Caroline Aung holds a strong commitment to helping and understanding others. This belief inspired her to write her honors thesis on the ethics of treating patients medically deemed near death who desire to live despite their short-term prognoses. The Ethics Center’s Undergraduate Honors Program allowed her to skillfully examine anthropological and philosophical scholarship and explore new ways of understanding desires for life as it approaches its end. Aung is the winner of the Ethics Center’s annual Lyle and Oliver Cook Prize, which is bestowed upon the graduating senior whose thesis best exemplifies the kind of interdisciplinary scholarship the honors program seeks to foster. We asked Aung about her experience writing an honors thesis.
Why did you decide to participate in the Honors Program in Ethics in Society?
What initially stood out to me about the honors program was its interdisciplinary focus. As an anthropology major with interest in ethical theory, I was excited about pursuing a project that draws from disparate disciplines that I strongly believe have much to offer to each other. Anthropology’s ability to poignantly highlight the intimate narratives and experiences of individuals illuminates aspects of moral thinking often overlooked by ethical philosophers. Ethical philosophy provides helpful frameworks to make sense of the messiness of everyday life, central to ethnography.
In a few sentences, give us a sense of what your honors thesis research was about.

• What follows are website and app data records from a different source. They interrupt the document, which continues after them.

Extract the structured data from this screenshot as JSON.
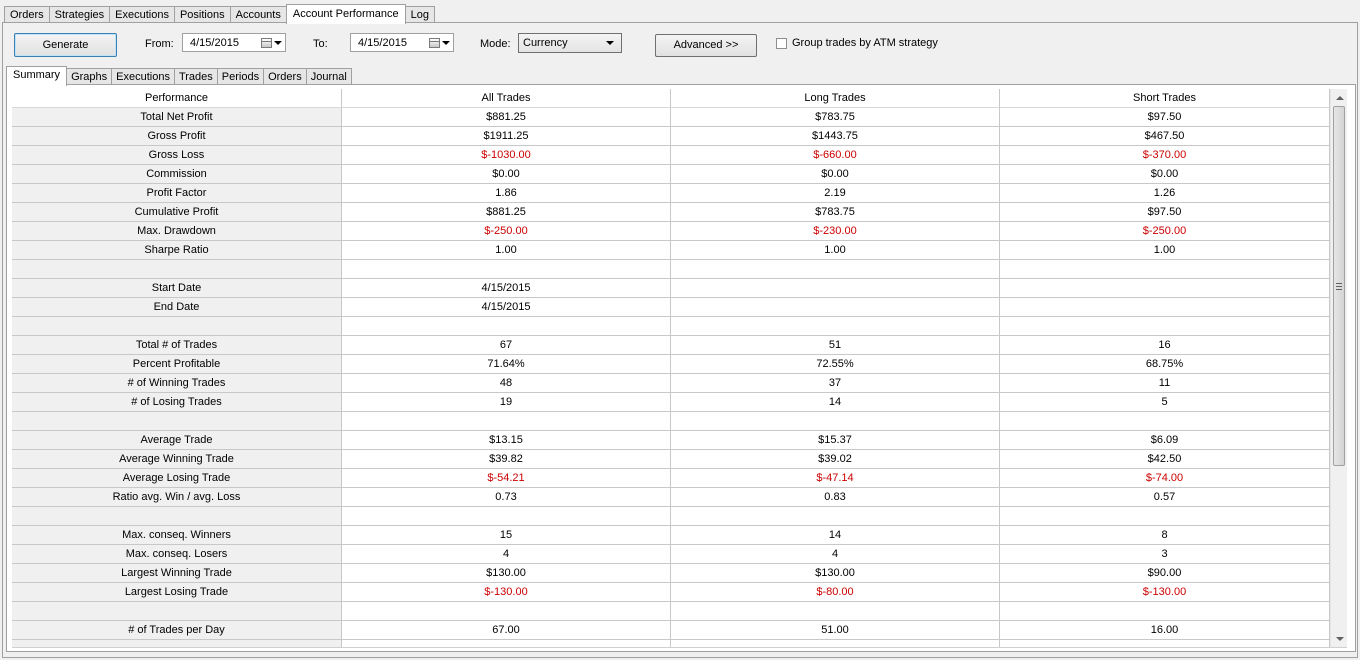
{
  "top_tabs": [
    "Orders",
    "Strategies",
    "Executions",
    "Positions",
    "Accounts",
    "Account Performance",
    "Log"
  ],
  "toolbar": {
    "generate_label": "Generate",
    "from_label": "From:",
    "from_value": "4/15/2015",
    "to_label": "To:",
    "to_value": "4/15/2015",
    "mode_label": "Mode:",
    "mode_value": "Currency",
    "advanced_label": "Advanced >>",
    "group_label": "Group trades by ATM strategy"
  },
  "sub_tabs": [
    "Summary",
    "Graphs",
    "Executions",
    "Trades",
    "Periods",
    "Orders",
    "Journal"
  ],
  "table": {
    "headers": [
      "Performance",
      "All Trades",
      "Long Trades",
      "Short Trades"
    ],
    "rows": [
      [
        "Total Net Profit",
        "$881.25",
        "$783.75",
        "$97.50"
      ],
      [
        "Gross Profit",
        "$1911.25",
        "$1443.75",
        "$467.50"
      ],
      [
        "Gross Loss",
        "$-1030.00",
        "$-660.00",
        "$-370.00"
      ],
      [
        "Commission",
        "$0.00",
        "$0.00",
        "$0.00"
      ],
      [
        "Profit Factor",
        "1.86",
        "2.19",
        "1.26"
      ],
      [
        "Cumulative Profit",
        "$881.25",
        "$783.75",
        "$97.50"
      ],
      [
        "Max. Drawdown",
        "$-250.00",
        "$-230.00",
        "$-250.00"
      ],
      [
        "Sharpe Ratio",
        "1.00",
        "1.00",
        "1.00"
      ],
      [
        "",
        "",
        "",
        ""
      ],
      [
        "Start Date",
        "4/15/2015",
        "",
        ""
      ],
      [
        "End Date",
        "4/15/2015",
        "",
        ""
      ],
      [
        "",
        "",
        "",
        ""
      ],
      [
        "Total # of Trades",
        "67",
        "51",
        "16"
      ],
      [
        "Percent Profitable",
        "71.64%",
        "72.55%",
        "68.75%"
      ],
      [
        "# of Winning Trades",
        "48",
        "37",
        "11"
      ],
      [
        "# of Losing Trades",
        "19",
        "14",
        "5"
      ],
      [
        "",
        "",
        "",
        ""
      ],
      [
        "Average Trade",
        "$13.15",
        "$15.37",
        "$6.09"
      ],
      [
        "Average Winning Trade",
        "$39.82",
        "$39.02",
        "$42.50"
      ],
      [
        "Average Losing Trade",
        "$-54.21",
        "$-47.14",
        "$-74.00"
      ],
      [
        "Ratio avg. Win / avg. Loss",
        "0.73",
        "0.83",
        "0.57"
      ],
      [
        "",
        "",
        "",
        ""
      ],
      [
        "Max. conseq. Winners",
        "15",
        "14",
        "8"
      ],
      [
        "Max. conseq. Losers",
        "4",
        "4",
        "3"
      ],
      [
        "Largest Winning Trade",
        "$130.00",
        "$130.00",
        "$90.00"
      ],
      [
        "Largest Losing Trade",
        "$-130.00",
        "$-80.00",
        "$-130.00"
      ],
      [
        "",
        "",
        "",
        ""
      ],
      [
        "# of Trades per Day",
        "67.00",
        "51.00",
        "16.00"
      ],
      [
        "",
        "",
        "",
        ""
      ]
    ]
  },
  "colors": {
    "negative": "#cc0000",
    "label_column_bg": "#f0f0f0",
    "grid_line": "#c8c8c8"
  }
}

In my thesis, I show how denial, unrealistic optimism, and related mindsets that run against typical biomedical expectations sometimes should not fall prey to common criticism. Drawing on theories of epistemic injustice and the analytics of hope, I show what is morally and humanly significant about taking hospice patients with purportedly irrational attitudes seriously. I conclude with recommendations about how hospice care might be restructured to accommodate a more hopeful healthcare practice. Overall, I aim to expand the ways care providers assess and approach patients who aspire to go on living despite the pessimistic prognoses of medical professionals.
What was the single most rewarding aspect of writing your honors thesis?
The most rewarding aspect of developing my thesis was actively engaging in interdisciplinary thinking. Integrating both ethnography and ethical theory in my writing was something I’d never done before, and was honestly quite intimidating at first. Through this process, I learned that there are some academic costs in engaging with such interdisciplinary writing, but also many rewards including new and productive ways of thinking about complex topics.
Beyond your thesis, what are some of the most memorable moments of your Stanford undergraduate experience?
The most meaningful aspect of my Stanford experience has been developing close friendships with people. I’ve gotten to know some of the kindest, funniest, and most thoughtful people on campus. I feel very lucky knowing that I’ll carry some of these friendships with me for the rest of my life.
What opportunities would you like to pursue within the next five years?
I’m going to take a gap year after graduation to work in community health. I hope to use this time to further explore pressing issues in public health as well as figure out what kind of graduate school I’d like to pursue. I’m currently considering programs in public health, public policy, and medical anthropology/sociology.